“The “New Year’s Resolution” must be one of the most ridiculous of human customs. You identify a problem you’re having, and then you wait until January 1 of the next year to address it, in the spirit of a group-participation event that nobody completes and nobody approaches seriously. You decide that you’re going to quit eating chocolate or stop scratching your feet. You stop until January 5th. You’re typical.”
Category Archives: Weightlifting
Tried and tested.
“Deadlifts and barbell squats for a low back in pain sounds like the stupidest idea that has ever appeared on PJ Media, I know. It flies in the face of The Conventional Wisdom. The fact is that it works nearly 100% of the time if you do it correctly, and that 90% of the time a stronger back not only stops hurting but also returns you to full unencumbered activity in less than a month.”
“The below-parallel squat is the best exercise in the entire catalog for whole-body strength, power, balance, coordination, bone density, joint integrity, and mental toughness – good things to develop if you don’t have them. Learn to do them correctly, start out light and go up in weight a little each workout, and watch the improvement happen faster than it ever has before.”
When we prescribe a medicine, we need to be a bit more perspicuous and precise. A proper prescription for any medicine must specify the formulation, route of administration, dose, frequency, and ideally the therapeutic targets and duration of that medicine.
Strangely enough, a proper training program (as opposed to merely exercising) specifies exactly the same parameters. A proper training program specifies exercise selection (formulation and route), loading and volume (dose), frequency (training days) and therapeutic targets (performance and body composition goals).
When it comes to exercise medicine, the prescription is a program. Anything less will not do.
“Squats require that you do some position stretching for the bottom of the movement, a few light squats, and an appropriate progression in weight from the empty bar up to the work sets using proper technique. And that is all. No jumping around in the floor, no 100 air squats, no goofy walking, no stretching other than assuming the bottom position a couple of times. Just get warm under the bar, add weight, and squat.”
Basically, the study compared the effects of two stupid, inefficient ways to get stronger and bigger, and then correctly determined that they are both equally stupid and inefficient.
No competitive strength athlete in the entire world will change training programs on the basis of this study — because they all know that to be stronger you have to lift heavier weights in the squat, press, and deadlift, usually for five reps or less.
This is sort of continued article from Dr. Jonathon Sullivan that i linked in 2014. here:
Worth reading 🙂

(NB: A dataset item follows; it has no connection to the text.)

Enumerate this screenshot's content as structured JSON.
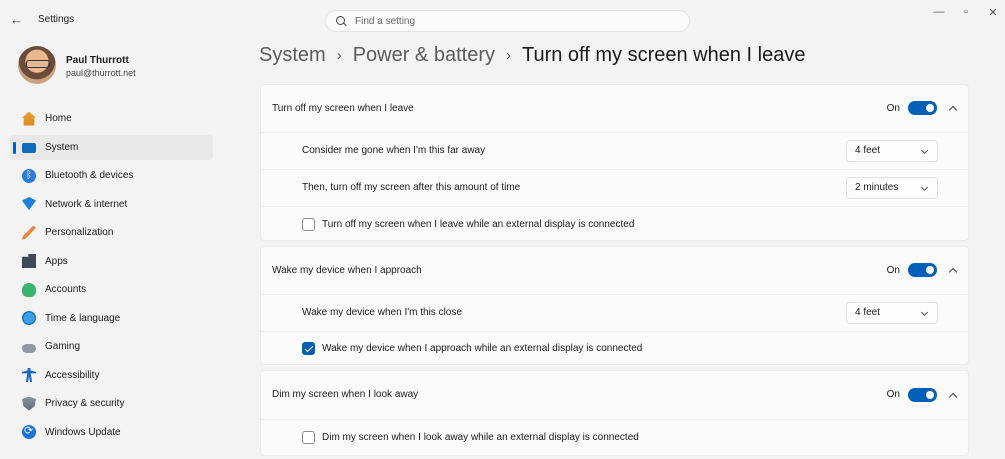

Many of the parameters tracked by modern physicians are esoteric, misunderstood, or even useless. We’re just not as sure as we used to be that PSA and fecal occult blood screening are really as useful as originally touted. Body mass index (BMI) has become its own punch line. The healthiest, strongest people I know have BMIs that put them squarely in the “very obese” range, and we all know “lean” people who are easy to break. Blood pressure, HbA1c, glucose tolerance, and serum lipid monitoring are important to different extents, and all have their place, but unfortunately the knee-jerk medical response to abnormalities in these values is to prescribe some new pills and see what happens.
Usually the parameters respond to the pills in a way that makes the doctor smile, even as the patient’s health continues to deteriorate. Because his real problems aren’t the parameters – his real problems are the underlying pathologies and behaviors that threw those parameters out of whack in the first place. The patient smokes. He’s fat. He’s sedentary. He never lifts anything heavier than a mega-burrito. He only bends over when he drops his Vicodin on the floor. Eventually, he will pester his doctor into writing for one of those neat little electric scooters so he can toodle on down to the Krispy Kreme in style.
But, goddamit, he takes his statin. So his cholesterol levels will be golden, baby. Mission Accomplished.
The next time you go to see your primary care physician, bring a copy of your training log. If he’s never seen you or your log before, copy off the whole damn thing and take it to your appointment. When you follow up in six months or a year, take a copy of what you’ve done since your last visit. Hand this painstakingly collected physiological data to your confused, bemused, astonished doctor, and say:
“Here’s my training log. It documents continuous improvement in various physical, performance, and lifestyle parameters that correlate strongly with my health and well-being. It shows the frequency, formulation, route of administration, and dosage of my exercise medicine, and how I’ve responded to it. It should be part of my medical record.”
Because, whether he puts it in your file or (bad doctor!) throws it away, it is part of your medical record. Maintain it accordingly, with diligence and discipline and care, like a good patient. Like a physiologist. Like an athlete.